Other functions of the Data Extractor can work with $LogFile, which contains information about changes made in the system. For example, which files have been deleted, renamed, moved, etc. The new function is called Parse $LogFile and can generate a virtual file system based on the information obtained with a preview of versions of individual files divided into directories, or the same in the so-called Folder view, which allows a preview of the versions of individual files with their original location. The last option to work with the Parse $LogFile function is individual versions of the virtual drive (Virtual Drive “Versions”).

Securely mount a read-write virtual drive ? Windows can now store data in a separate data layer

In previous versions, Data Extractor allowed you to mount a virtual drive in Read-only, Write simulation, and Read and write modes. The first two options do not allow Windows to control the virtual drive, and the third is potentially dangerous or unwanted if the data recovery specialist works with, for example, forensic data.

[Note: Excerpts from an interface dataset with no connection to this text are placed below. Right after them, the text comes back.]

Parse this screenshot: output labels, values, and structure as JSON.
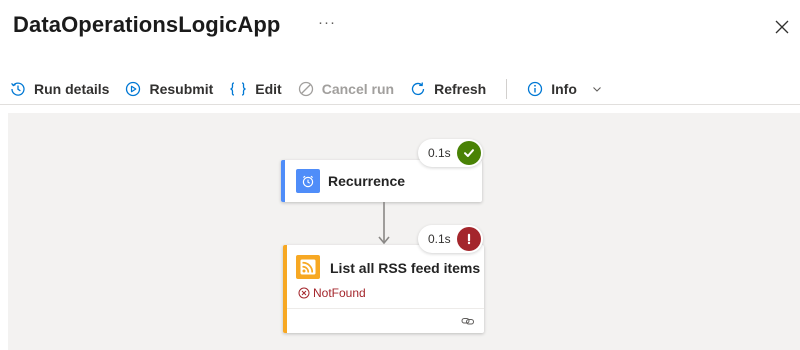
{
  "header": {
    "title": "DataOperationsLogicApp",
    "more_label": "···"
  },
  "toolbar": {
    "run_details_label": "Run details",
    "resubmit_label": "Resubmit",
    "edit_label": "Edit",
    "cancel_run_label": "Cancel run",
    "refresh_label": "Refresh",
    "info_label": "Info"
  },
  "workflow": {
    "steps": [
      {
        "title": "Recurrence",
        "duration": "0.1s",
        "status": "succeeded",
        "icon": "alarm-clock-icon",
        "accent_color": "#4f8df9",
        "status_color": "#498205"
      },
      {
        "title": "List all RSS feed items",
        "duration": "0.1s",
        "status": "failed",
        "error_text": "NotFound",
        "icon": "rss-icon",
        "accent_color": "#f7a823",
        "status_color": "#a4262c"
      }
    ]
  },
  "colors": {
    "accent_blue": "#0078d4",
    "canvas_bg": "#f3f2f1",
    "error_red": "#a4262c",
    "success_green": "#498205"
  }
}
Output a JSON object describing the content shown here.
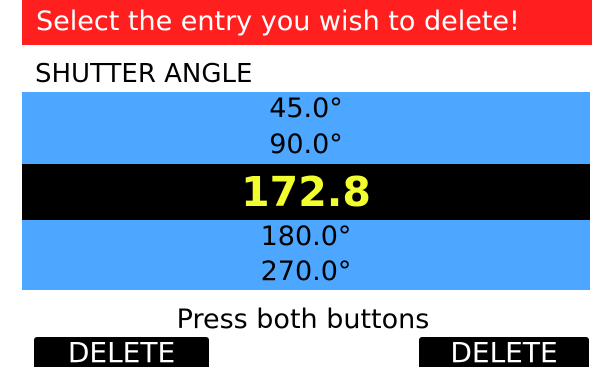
{
  "header": {
    "title": "Select the entry you wish to delete!",
    "title_bg": "#ff1f1f",
    "title_fg": "#ffffff"
  },
  "section": {
    "label": "SHUTTER ANGLE"
  },
  "list": {
    "items": [
      "45.0°",
      "90.0°",
      "172.8",
      "180.0°",
      "270.0°"
    ],
    "selected_index": 2,
    "item_bg": "#4da6ff",
    "selected_bg": "#000000",
    "selected_fg": "#f2ff2f"
  },
  "instruction": "Press both buttons",
  "buttons": {
    "left_label": "DELETE",
    "right_label": "DELETE"
  }
}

The function of writing to a separate data layer (Read and write to the additional layer) has been added, where Windows gains full control over the virtual drive, but all changes are saved in a separate layer and the original data remains intact. This feature can be useful, for example, if you need to work with a file system using third-party software to recover data. The new function can save a considerable amount of time that was previously needed to export data to another drive, and if something fails, repeat the whole process. Especially for drives with a larger capacity, this new feature can save days of work.

The raffle could not take place this year, so to finish up the traditional recommendation

Although it sometimes seems that SSDs are the only option that can be purchased for a new computer or laptop today, this is not the case. Classic hard drives still play an important role and are still the most common subject of data recovery. Even today, higher capacity HDDs are a good choice because high capacity SSDs are still expensive. Even at the end of many blog posts, I recommend that clients backup their data regularly. Backup and you can save worries and money in case of data media failure. One day, the conference on data recovery may be pointless :)